One specific positive psychology intervention is the 3 good things exercise that was developed by Dr. Martin Seligman. It is based on the premise that people with depression tend to focus on negative aspects of their lives, which leads to a downward spiral of negative thinking. The goal is to help people with depression identify and focus on positive aspects of their lives.
The exercise involves writing down three good things that happened each day for one week. The items can be anything from small, everyday occurrences like getting a compliment from a friend, to bigger accomplishments, such as landing a new job or completing a project. It is important to be specific when writing down the good things, and to avoid focusing on negative aspects of life, such as not crashing your car or not getting sick.
There is scientific evidence that the 3 good things exercise can be an effective treatment for depression. A study published in 2009 found that the intervention was associated with a decrease in depressive symptoms in participants with mild-to-moderate depression. In addition, a study published in 2016 found that the 3 good things exercise was associated with reduced rumination and increased positive affect in participants with major depressive disorder.
The bottom line is that positive psychology is an immensely powerful tool that can be used to treat depression. And, again — the statistics back this up; studies have shown that positive psychology is effective in reducing symptoms of depression by up to 50%.
Is coaching a cure for depression?
In my opinion, coaching without NLP or positive psychology as a methodology can neither cure nor help with depression. The problem is that most coaches are not trained in an appropriate methodology. It takes much more than doing a life wheel, filling in some standardized forms, and holding someone accountable to address depression.
Is NLP coaching a cure for depression?
This is the moment when I am sure you want me to say, “absolutely!”. I cannot, however, responsibly say this. People suffer from different types of depression, have different genetics, and have different levels of well-being. I would advise you to see a therapist who is also NLP trained. Alternatively, seek a therapist who is willing to agree that you see an NLP coach as well, provided the severity of your depression allows for it.
Sometimes therapists send their clients to me. This is because many therapists are trained to work solely with mental illness and not mental wellness.
Can you cure your depression with NLP?

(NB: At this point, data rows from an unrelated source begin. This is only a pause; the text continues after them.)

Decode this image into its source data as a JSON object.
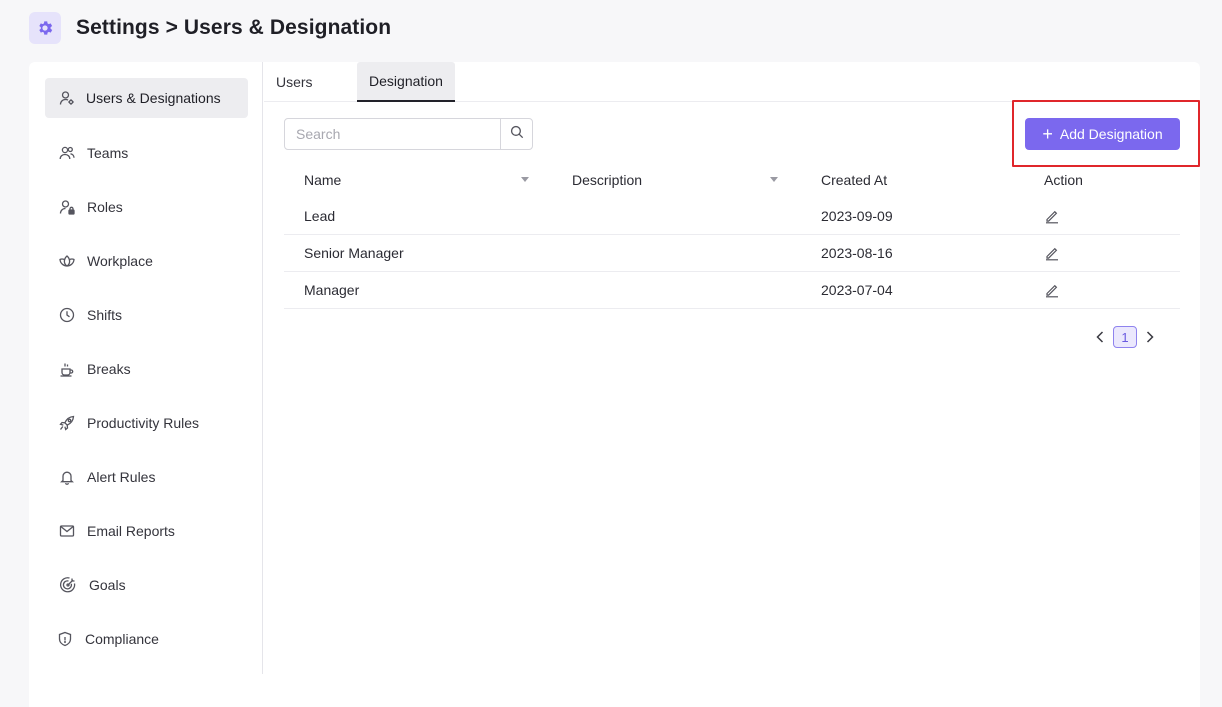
{
  "header": {
    "title": "Settings > Users & Designation",
    "icon": "gear-icon"
  },
  "sidebar": {
    "items": [
      {
        "label": "Users & Designations",
        "icon": "user-gear-icon",
        "active": true
      },
      {
        "label": "Teams",
        "icon": "users-icon"
      },
      {
        "label": "Roles",
        "icon": "user-lock-icon"
      },
      {
        "label": "Workplace",
        "icon": "lotus-icon"
      },
      {
        "label": "Shifts",
        "icon": "clock-icon"
      },
      {
        "label": "Breaks",
        "icon": "coffee-icon"
      },
      {
        "label": "Productivity Rules",
        "icon": "rocket-icon"
      },
      {
        "label": "Alert Rules",
        "icon": "bell-icon"
      },
      {
        "label": "Email Reports",
        "icon": "mail-icon"
      },
      {
        "label": "Goals",
        "icon": "target-icon"
      },
      {
        "label": "Compliance",
        "icon": "shield-icon"
      }
    ]
  },
  "tabs": [
    {
      "label": "Users",
      "active": false
    },
    {
      "label": "Designation",
      "active": true
    }
  ],
  "search": {
    "placeholder": "Search",
    "value": ""
  },
  "add_button": {
    "label": "Add Designation"
  },
  "table": {
    "columns": [
      "Name",
      "Description",
      "Created At",
      "Action"
    ],
    "rows": [
      {
        "name": "Lead",
        "description": "",
        "created_at": "2023-09-09"
      },
      {
        "name": "Senior Manager",
        "description": "",
        "created_at": "2023-08-16"
      },
      {
        "name": "Manager",
        "description": "",
        "created_at": "2023-07-04"
      }
    ]
  },
  "pagination": {
    "current_page": "1"
  },
  "colors": {
    "accent": "#7b68ee",
    "highlight": "#e0262b"
  }
}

Again, I find “cure” a dangerous word. But can NLP tools help increase the effects of your therapy or increase your satisfaction in life, your coping strategies, and your ability to reach goals? Absolutely! NLP offers a toolset that can help with depression provided you seek the right therapy/therapies.